Data to examine Start Marker

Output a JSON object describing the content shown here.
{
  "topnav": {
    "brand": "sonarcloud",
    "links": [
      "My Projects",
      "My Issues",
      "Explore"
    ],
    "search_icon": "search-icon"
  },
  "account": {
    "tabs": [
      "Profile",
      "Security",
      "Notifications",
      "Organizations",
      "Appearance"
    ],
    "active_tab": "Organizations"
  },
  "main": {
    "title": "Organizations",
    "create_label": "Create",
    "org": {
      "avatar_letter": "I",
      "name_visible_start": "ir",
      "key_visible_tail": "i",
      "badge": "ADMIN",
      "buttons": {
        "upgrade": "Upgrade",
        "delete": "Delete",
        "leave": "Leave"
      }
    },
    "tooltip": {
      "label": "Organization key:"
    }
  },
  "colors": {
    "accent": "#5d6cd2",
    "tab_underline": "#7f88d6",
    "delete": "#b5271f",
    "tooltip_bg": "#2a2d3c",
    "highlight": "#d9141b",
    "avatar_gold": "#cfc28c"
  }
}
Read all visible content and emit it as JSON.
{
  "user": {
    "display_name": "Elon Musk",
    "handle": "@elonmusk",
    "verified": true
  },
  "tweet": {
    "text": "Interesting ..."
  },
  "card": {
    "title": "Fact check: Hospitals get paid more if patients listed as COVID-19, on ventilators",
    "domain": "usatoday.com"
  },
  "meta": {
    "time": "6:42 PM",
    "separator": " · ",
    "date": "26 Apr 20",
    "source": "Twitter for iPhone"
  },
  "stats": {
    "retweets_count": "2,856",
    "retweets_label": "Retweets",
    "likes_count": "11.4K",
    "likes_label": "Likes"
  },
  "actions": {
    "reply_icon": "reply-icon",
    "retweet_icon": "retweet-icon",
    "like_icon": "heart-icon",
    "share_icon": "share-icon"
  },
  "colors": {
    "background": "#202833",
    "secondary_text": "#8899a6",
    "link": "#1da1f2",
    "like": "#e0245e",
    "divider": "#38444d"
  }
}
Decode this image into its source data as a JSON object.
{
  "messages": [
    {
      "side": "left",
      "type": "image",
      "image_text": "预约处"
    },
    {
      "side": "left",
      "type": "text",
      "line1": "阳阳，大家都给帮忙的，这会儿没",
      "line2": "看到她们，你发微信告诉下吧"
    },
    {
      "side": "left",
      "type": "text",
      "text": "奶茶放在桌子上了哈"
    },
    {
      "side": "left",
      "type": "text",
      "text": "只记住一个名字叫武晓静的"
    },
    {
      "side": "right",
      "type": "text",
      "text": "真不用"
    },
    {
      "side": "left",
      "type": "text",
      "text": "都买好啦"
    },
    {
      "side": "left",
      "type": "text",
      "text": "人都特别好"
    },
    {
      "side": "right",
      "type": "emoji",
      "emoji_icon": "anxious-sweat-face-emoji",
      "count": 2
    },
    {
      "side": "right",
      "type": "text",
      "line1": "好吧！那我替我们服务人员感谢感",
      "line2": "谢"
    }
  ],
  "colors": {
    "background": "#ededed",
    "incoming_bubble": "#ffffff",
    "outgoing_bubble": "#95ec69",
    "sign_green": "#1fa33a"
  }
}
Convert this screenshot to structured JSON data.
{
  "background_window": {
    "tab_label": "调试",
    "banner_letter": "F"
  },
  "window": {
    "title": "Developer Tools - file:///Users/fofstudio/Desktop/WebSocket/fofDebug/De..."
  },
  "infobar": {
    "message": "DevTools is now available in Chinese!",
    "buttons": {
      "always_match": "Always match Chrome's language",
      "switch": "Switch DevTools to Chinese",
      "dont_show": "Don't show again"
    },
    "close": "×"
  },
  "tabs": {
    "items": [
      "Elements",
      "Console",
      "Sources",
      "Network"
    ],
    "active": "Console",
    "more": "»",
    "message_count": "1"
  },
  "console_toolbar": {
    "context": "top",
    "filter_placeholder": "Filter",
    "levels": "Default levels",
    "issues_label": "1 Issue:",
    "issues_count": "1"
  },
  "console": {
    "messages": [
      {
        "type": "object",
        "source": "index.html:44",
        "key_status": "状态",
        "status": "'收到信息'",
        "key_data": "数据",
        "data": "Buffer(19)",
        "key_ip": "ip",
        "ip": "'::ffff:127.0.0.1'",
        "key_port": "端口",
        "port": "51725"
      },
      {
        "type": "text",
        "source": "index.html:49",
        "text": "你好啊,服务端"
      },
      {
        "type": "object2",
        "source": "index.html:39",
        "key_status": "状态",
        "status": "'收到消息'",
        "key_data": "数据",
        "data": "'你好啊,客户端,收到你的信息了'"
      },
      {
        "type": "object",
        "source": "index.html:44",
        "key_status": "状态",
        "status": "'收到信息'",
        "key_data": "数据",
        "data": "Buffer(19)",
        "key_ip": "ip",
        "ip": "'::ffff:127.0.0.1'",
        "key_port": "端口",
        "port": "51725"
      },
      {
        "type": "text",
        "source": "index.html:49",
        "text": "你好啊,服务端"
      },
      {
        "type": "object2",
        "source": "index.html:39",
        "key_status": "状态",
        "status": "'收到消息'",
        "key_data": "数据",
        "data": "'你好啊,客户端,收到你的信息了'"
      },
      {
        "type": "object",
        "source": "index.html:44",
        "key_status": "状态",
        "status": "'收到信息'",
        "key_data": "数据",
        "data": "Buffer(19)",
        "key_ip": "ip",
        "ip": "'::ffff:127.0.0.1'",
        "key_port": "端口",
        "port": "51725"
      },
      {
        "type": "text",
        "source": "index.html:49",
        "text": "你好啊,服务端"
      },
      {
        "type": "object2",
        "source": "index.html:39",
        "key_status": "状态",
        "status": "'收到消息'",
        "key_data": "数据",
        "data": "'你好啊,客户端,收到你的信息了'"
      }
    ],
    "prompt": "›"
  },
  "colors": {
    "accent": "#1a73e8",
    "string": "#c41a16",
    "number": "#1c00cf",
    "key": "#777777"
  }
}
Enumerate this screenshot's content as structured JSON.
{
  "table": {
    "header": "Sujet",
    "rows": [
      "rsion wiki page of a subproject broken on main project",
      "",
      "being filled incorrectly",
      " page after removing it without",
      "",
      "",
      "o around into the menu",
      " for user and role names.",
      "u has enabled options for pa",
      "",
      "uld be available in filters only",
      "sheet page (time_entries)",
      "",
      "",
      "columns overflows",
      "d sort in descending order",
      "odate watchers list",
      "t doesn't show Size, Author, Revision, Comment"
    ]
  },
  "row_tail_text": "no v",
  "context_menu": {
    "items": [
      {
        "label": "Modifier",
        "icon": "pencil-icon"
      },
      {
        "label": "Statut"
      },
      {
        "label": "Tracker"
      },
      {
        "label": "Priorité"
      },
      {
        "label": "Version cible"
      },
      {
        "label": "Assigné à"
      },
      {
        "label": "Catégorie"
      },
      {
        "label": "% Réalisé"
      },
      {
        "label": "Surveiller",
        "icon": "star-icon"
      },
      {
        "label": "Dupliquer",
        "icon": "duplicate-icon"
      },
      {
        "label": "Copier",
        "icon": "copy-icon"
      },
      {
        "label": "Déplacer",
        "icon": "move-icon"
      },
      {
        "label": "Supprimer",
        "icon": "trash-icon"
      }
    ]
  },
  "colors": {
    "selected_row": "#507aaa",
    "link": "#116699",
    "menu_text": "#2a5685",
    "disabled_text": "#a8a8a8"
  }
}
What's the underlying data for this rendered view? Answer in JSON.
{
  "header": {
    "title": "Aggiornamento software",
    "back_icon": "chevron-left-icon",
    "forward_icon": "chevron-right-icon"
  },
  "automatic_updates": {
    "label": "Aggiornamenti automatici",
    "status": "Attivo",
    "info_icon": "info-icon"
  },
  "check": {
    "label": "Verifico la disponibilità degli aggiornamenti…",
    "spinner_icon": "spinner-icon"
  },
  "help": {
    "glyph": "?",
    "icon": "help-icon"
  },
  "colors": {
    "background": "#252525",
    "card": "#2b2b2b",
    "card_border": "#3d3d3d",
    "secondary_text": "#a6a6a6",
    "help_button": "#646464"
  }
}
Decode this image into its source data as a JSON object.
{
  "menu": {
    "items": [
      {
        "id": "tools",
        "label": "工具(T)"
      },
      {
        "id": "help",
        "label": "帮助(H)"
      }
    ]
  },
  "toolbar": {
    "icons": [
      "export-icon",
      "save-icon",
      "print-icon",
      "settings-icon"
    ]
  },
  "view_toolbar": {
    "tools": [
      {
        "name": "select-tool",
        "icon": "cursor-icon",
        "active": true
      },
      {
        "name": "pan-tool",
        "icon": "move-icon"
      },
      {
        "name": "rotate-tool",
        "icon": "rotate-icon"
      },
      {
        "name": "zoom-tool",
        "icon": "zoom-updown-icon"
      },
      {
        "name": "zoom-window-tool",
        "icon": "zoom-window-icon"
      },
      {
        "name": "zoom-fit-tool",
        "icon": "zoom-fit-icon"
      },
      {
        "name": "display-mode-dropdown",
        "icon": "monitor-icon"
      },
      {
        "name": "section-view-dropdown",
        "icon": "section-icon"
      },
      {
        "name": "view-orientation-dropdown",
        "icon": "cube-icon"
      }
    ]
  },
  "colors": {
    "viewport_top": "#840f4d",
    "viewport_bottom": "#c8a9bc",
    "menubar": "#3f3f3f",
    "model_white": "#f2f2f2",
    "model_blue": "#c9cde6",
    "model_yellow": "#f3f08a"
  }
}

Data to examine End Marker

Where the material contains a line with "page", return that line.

● **Solution to this task**
      "rsion wiki page of a subproject broken on main project",
      " page after removing it without",
      "sheet page (time_entries)",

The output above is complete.